Committee issues Report on Shiga Prefectural Museum.Section 4: Construction Site states, “In constructing an art museum, we will adhere to a basic stance of respect for humanity and the will to give peace to hearts and minds through interaction between people and the natural environment, and endeavor to make the best possible use of the natural environment and greenery to create a museum that boasts unparalleled natural beauty. The planned site is on sloping ground, and the building should be a unique one that makes optimal use of the terrain. In doing so, the Louisiana Museum of Modern Art in Denmark and the Oakland Museum of California will serve as useful references.”
May 14, 1980
Shiga Prefectural Museum (provisional name) Construction Committee established. Committee consists of Inui Yoshiaki, Shiraishi Hirozo (Professor Emeritus, Kyoto Institute of Technology), Takao Ryoichi (former head of the Imperial Palace Construction Department, Imperial Household Agency), Nakamura Hajime (Professor, Kyoto University), and Honjo Hirokazu (Director, Department of Culture, Shiga Prefectural Board of Education). The committee first narrows the field down to eight firms, referring to past achievements. Next, a questionnaire covering 10 items is sent to the eight firms, and prefectural art museum design project interviews are conducted.
January 13, 1981
Interview results are examined, and three firms are selected as candidates: Nikken Sekkei Ltd., Nihon Sekkei, Inc., and Okada Architect & Associates.
January 24, 1981
Prefectural Museum of Art (provisional name) Design Competition Judging Committee established.

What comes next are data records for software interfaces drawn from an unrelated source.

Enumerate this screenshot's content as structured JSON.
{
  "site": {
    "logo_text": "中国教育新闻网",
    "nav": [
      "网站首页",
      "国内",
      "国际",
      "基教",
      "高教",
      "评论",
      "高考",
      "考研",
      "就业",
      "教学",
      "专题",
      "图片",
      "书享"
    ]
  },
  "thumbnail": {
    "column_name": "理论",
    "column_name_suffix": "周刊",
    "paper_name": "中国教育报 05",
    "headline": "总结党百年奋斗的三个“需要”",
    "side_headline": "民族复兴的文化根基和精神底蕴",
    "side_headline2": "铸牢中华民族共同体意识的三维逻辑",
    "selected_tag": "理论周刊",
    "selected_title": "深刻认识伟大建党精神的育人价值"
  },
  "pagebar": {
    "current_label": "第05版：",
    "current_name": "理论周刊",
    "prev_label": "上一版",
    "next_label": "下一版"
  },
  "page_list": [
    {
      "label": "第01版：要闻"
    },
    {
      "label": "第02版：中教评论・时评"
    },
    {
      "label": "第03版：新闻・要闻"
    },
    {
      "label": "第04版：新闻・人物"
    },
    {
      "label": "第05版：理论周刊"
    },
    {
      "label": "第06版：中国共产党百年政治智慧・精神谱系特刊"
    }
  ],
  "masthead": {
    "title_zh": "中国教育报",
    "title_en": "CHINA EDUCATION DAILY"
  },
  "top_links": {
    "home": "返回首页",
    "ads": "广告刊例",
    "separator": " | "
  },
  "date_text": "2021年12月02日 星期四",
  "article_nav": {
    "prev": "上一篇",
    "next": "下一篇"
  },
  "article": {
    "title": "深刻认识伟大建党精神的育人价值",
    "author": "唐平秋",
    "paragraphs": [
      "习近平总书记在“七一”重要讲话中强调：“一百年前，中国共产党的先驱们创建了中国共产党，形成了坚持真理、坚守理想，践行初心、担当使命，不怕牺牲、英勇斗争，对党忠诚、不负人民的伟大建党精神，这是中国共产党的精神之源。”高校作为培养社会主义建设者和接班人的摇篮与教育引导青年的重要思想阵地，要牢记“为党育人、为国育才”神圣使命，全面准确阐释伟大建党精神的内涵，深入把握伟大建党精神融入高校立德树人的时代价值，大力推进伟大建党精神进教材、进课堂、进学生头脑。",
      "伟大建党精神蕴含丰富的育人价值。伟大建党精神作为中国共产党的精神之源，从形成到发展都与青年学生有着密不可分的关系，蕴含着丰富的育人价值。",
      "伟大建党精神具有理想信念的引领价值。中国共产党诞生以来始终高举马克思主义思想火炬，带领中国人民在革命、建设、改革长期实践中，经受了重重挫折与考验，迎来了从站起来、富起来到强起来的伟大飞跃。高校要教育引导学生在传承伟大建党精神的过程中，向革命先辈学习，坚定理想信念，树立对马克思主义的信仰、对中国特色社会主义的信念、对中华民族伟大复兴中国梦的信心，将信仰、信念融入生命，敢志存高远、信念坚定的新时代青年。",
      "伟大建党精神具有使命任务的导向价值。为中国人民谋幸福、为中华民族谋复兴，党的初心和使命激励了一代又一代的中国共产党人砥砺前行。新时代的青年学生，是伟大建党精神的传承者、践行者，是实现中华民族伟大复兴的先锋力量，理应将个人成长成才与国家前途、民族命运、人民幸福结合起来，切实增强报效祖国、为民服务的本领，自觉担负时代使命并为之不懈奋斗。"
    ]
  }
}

The judges are Murano Togo, Ashihara Yoshinobu, Urabe Shizutaro, etc..
March 11, 1981
Design competition initiated.
June 10, 1981
Design materials for competition submitted.
June 18, 1981
Nikken Sekkei proposal selected by the judging committee. The architecture magazine Shinkenchiku (Vol. 56, No. 5) praises the Shiga Prefectural Museum of Modern Art design competition, involving questionnaires and interviews, as “the ideal local government design competition.”
August 21, 1981
Design commissioned.
December 25, 1981
Design completed.
February 16, 1982
Construction bidding carried out.
March 18, 1982
Construction work ordered from the Takenaka-Sasakawa Construction Joint Venture.
September 30, 1983
Construction work completed. Building “left to dry” for approximately one year.
August 26, 1984
The Museum of Modern Art, Shiga opens.

Over the more than 30 years since then, various renewal measures have been carried out, such as updating galleries and facilities to current standards required for museums, and renovation work such as improving the children’s space and laboratory. Among these, the firm graf, a creative unit based in Osaka handled design supervision and interior design, particularly of the area near the entrance known as the Welcome Zone. UMA / design farm handled VI (visual identity) and sign design. Lighting, benches, tiles in the café and shop, and guidance signs were produced by NOTA & design, based in Shigaraki, Shiga Prefecture, and Shigaraki ceramic was used.